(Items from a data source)
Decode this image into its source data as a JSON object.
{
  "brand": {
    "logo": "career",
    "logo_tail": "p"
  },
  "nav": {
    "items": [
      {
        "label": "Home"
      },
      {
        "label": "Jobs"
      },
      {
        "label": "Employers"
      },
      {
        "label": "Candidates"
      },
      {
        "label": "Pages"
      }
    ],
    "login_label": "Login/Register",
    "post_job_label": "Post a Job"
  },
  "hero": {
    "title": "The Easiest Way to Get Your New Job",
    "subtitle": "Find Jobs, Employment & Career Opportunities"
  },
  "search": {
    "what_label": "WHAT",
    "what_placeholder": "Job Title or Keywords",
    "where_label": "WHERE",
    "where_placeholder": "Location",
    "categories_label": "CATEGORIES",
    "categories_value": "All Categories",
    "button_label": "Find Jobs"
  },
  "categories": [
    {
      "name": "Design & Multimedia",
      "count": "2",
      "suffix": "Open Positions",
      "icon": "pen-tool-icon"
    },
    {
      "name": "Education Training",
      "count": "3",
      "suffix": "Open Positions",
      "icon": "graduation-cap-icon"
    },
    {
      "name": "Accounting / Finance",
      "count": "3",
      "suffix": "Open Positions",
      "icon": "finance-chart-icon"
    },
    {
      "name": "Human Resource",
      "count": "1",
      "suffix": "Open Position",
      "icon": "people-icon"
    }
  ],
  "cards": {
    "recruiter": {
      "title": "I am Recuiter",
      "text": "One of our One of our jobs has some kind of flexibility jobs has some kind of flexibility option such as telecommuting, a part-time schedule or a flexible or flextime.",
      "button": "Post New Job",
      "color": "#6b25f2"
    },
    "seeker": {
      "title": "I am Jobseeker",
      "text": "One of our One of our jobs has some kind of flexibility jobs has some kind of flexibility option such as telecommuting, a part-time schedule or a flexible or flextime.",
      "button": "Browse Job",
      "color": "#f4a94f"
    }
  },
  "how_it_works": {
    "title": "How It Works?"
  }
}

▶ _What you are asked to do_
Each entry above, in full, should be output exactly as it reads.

▶ _Response area_
Decode this image into its source data as a JSON object.
{
  "brand": {
    "logo": "career",
    "logo_tail": "p"
  },
  "nav": {
    "items": [
      {
        "label": "Home"
      },
      {
        "label": "Jobs"
      },
      {
        "label": "Employers"
      },
      {
        "label": "Candidates"
      },
      {
        "label": "Pages"
      }
    ],
    "login_label": "Login/Register",
    "post_job_label": "Post a Job"
  },
  "hero": {
    "title": "The Easiest Way to Get Your New Job",
    "subtitle": "Find Jobs, Employment & Career Opportunities"
  },
  "search": {
    "what_label": "WHAT",
    "what_placeholder": "Job Title or Keywords",
    "where_label": "WHERE",
    "where_placeholder": "Location",
    "categories_label": "CATEGORIES",
    "categories_value": "All Categories",
    "button_label": "Find Jobs"
  },
  "categories": [
    {
      "name": "Design & Multimedia",
      "count": "2",
      "suffix": "Open Positions",
      "icon": "pen-tool-icon"
    },
    {
      "name": "Education Training",
      "count": "3",
      "suffix": "Open Positions",
      "icon": "graduation-cap-icon"
    },
    {
      "name": "Accounting / Finance",
      "count": "3",
      "suffix": "Open Positions",
      "icon": "finance-chart-icon"
    },
    {
      "name": "Human Resource",
      "count": "1",
      "suffix": "Open Position",
      "icon": "people-icon"
    }
  ],
  "cards": {
    "recruiter": {
      "title": "I am Recuiter",
      "text": "One of our One of our jobs has some kind of flexibility jobs has some kind of flexibility option such as telecommuting, a part-time schedule or a flexible or flextime.",
      "button": "Post New Job",
      "color": "#6b25f2"
    },
    "seeker": {
      "title": "I am Jobseeker",
      "text": "One of our One of our jobs has some kind of flexibility jobs has some kind of flexibility option such as telecommuting, a part-time schedule or a flexible or flextime.",
      "button": "Browse Job",
      "color": "#f4a94f"
    }
  },
  "how_it_works": {
    "title": "How It Works?"
  }
}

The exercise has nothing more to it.